» Prompt: Each line below must be set down exactly as it stands.

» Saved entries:
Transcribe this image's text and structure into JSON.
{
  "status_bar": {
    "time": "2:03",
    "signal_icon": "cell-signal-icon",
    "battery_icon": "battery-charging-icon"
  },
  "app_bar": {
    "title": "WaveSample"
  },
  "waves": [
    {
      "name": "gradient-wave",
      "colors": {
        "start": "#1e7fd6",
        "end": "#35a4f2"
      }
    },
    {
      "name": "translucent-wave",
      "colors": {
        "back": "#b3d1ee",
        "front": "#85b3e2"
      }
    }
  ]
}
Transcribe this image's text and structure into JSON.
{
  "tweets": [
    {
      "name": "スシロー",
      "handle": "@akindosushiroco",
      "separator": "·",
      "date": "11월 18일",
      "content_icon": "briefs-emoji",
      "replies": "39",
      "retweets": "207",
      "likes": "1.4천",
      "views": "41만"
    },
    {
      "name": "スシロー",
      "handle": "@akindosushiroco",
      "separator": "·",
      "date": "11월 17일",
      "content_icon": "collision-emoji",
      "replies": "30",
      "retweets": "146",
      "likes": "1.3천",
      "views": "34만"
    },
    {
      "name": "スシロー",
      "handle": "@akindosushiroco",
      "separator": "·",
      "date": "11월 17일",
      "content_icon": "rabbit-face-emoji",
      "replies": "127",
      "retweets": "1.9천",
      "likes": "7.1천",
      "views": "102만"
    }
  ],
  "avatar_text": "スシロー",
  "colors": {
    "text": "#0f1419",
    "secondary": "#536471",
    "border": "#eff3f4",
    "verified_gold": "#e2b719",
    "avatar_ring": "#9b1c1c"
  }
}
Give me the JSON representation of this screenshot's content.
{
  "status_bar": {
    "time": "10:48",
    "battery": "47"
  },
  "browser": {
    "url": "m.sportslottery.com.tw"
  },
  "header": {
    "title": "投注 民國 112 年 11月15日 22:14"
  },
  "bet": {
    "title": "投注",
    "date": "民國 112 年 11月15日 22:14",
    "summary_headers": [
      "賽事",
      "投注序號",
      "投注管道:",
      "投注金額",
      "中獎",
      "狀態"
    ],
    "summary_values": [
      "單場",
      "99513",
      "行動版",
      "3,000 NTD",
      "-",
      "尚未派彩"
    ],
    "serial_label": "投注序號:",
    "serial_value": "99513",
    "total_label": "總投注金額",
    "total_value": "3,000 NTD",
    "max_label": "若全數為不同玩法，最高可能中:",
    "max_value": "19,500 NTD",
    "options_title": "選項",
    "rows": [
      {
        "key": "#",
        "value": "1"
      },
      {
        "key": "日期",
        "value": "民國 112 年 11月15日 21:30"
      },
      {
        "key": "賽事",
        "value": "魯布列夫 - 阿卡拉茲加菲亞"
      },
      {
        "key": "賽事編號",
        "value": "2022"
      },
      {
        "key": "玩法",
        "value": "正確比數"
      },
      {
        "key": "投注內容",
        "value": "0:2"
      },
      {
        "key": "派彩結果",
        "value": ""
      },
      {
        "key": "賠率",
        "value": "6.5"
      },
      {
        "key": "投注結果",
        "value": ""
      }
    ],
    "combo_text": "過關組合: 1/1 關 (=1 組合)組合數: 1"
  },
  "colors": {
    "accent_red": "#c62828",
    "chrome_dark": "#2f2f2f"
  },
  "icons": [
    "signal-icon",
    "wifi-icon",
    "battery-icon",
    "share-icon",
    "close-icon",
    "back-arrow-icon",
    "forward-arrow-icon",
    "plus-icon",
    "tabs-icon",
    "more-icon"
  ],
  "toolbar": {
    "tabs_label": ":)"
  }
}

» Answer box:
Transcribe this image's text and structure into JSON.
{
  "status_bar": {
    "time": "2:03",
    "signal_icon": "cell-signal-icon",
    "battery_icon": "battery-charging-icon"
  },
  "app_bar": {
    "title": "WaveSample"
  },
  "waves": [
    {
      "name": "gradient-wave",
      "colors": {
        "start": "#1e7fd6",
        "end": "#35a4f2"
      }
    },
    {
      "name": "translucent-wave",
      "colors": {
        "back": "#b3d1ee",
        "front": "#85b3e2"
      }
    }
  ]
}
Transcribe this image's text and structure into JSON.
{
  "tweets": [
    {
      "name": "スシロー",
      "handle": "@akindosushiroco",
      "separator": "·",
      "date": "11월 18일",
      "content_icon": "briefs-emoji",
      "replies": "39",
      "retweets": "207",
      "likes": "1.4천",
      "views": "41만"
    },
    {
      "name": "スシロー",
      "handle": "@akindosushiroco",
      "separator": "·",
      "date": "11월 17일",
      "content_icon": "collision-emoji",
      "replies": "30",
      "retweets": "146",
      "likes": "1.3천",
      "views": "34만"
    },
    {
      "name": "スシロー",
      "handle": "@akindosushiroco",
      "separator": "·",
      "date": "11월 17일",
      "content_icon": "rabbit-face-emoji",
      "replies": "127",
      "retweets": "1.9천",
      "likes": "7.1천",
      "views": "102만"
    }
  ],
  "avatar_text": "スシロー",
  "colors": {
    "text": "#0f1419",
    "secondary": "#536471",
    "border": "#eff3f4",
    "verified_gold": "#e2b719",
    "avatar_ring": "#9b1c1c"
  }
}
Give me the JSON representation of this screenshot's content.
{
  "status_bar": {
    "time": "10:48",
    "battery": "47"
  },
  "browser": {
    "url": "m.sportslottery.com.tw"
  },
  "header": {
    "title": "投注 民國 112 年 11月15日 22:14"
  },
  "bet": {
    "title": "投注",
    "date": "民國 112 年 11月15日 22:14",
    "summary_headers": [
      "賽事",
      "投注序號",
      "投注管道:",
      "投注金額",
      "中獎",
      "狀態"
    ],
    "summary_values": [
      "單場",
      "99513",
      "行動版",
      "3,000 NTD",
      "-",
      "尚未派彩"
    ],
    "serial_label": "投注序號:",
    "serial_value": "99513",
    "total_label": "總投注金額",
    "total_value": "3,000 NTD",
    "max_label": "若全數為不同玩法，最高可能中:",
    "max_value": "19,500 NTD",
    "options_title": "選項",
    "rows": [
      {
        "key": "#",
        "value": "1"
      },
      {
        "key": "日期",
        "value": "民國 112 年 11月15日 21:30"
      },
      {
        "key": "賽事",
        "value": "魯布列夫 - 阿卡拉茲加菲亞"
      },
      {
        "key": "賽事編號",
        "value": "2022"
      },
      {
        "key": "玩法",
        "value": "正確比數"
      },
      {
        "key": "投注內容",
        "value": "0:2"
      },
      {
        "key": "派彩結果",
        "value": ""
      },
      {
        "key": "賠率",
        "value": "6.5"
      },
      {
        "key": "投注結果",
        "value": ""
      }
    ],
    "combo_text": "過關組合: 1/1 關 (=1 組合)組合數: 1"
  },
  "colors": {
    "accent_red": "#c62828",
    "chrome_dark": "#2f2f2f"
  },
  "icons": [
    "signal-icon",
    "wifi-icon",
    "battery-icon",
    "share-icon",
    "close-icon",
    "back-arrow-icon",
    "forward-arrow-icon",
    "plus-icon",
    "tabs-icon",
    "more-icon"
  ],
  "toolbar": {
    "tabs_label": ":)"
  }
}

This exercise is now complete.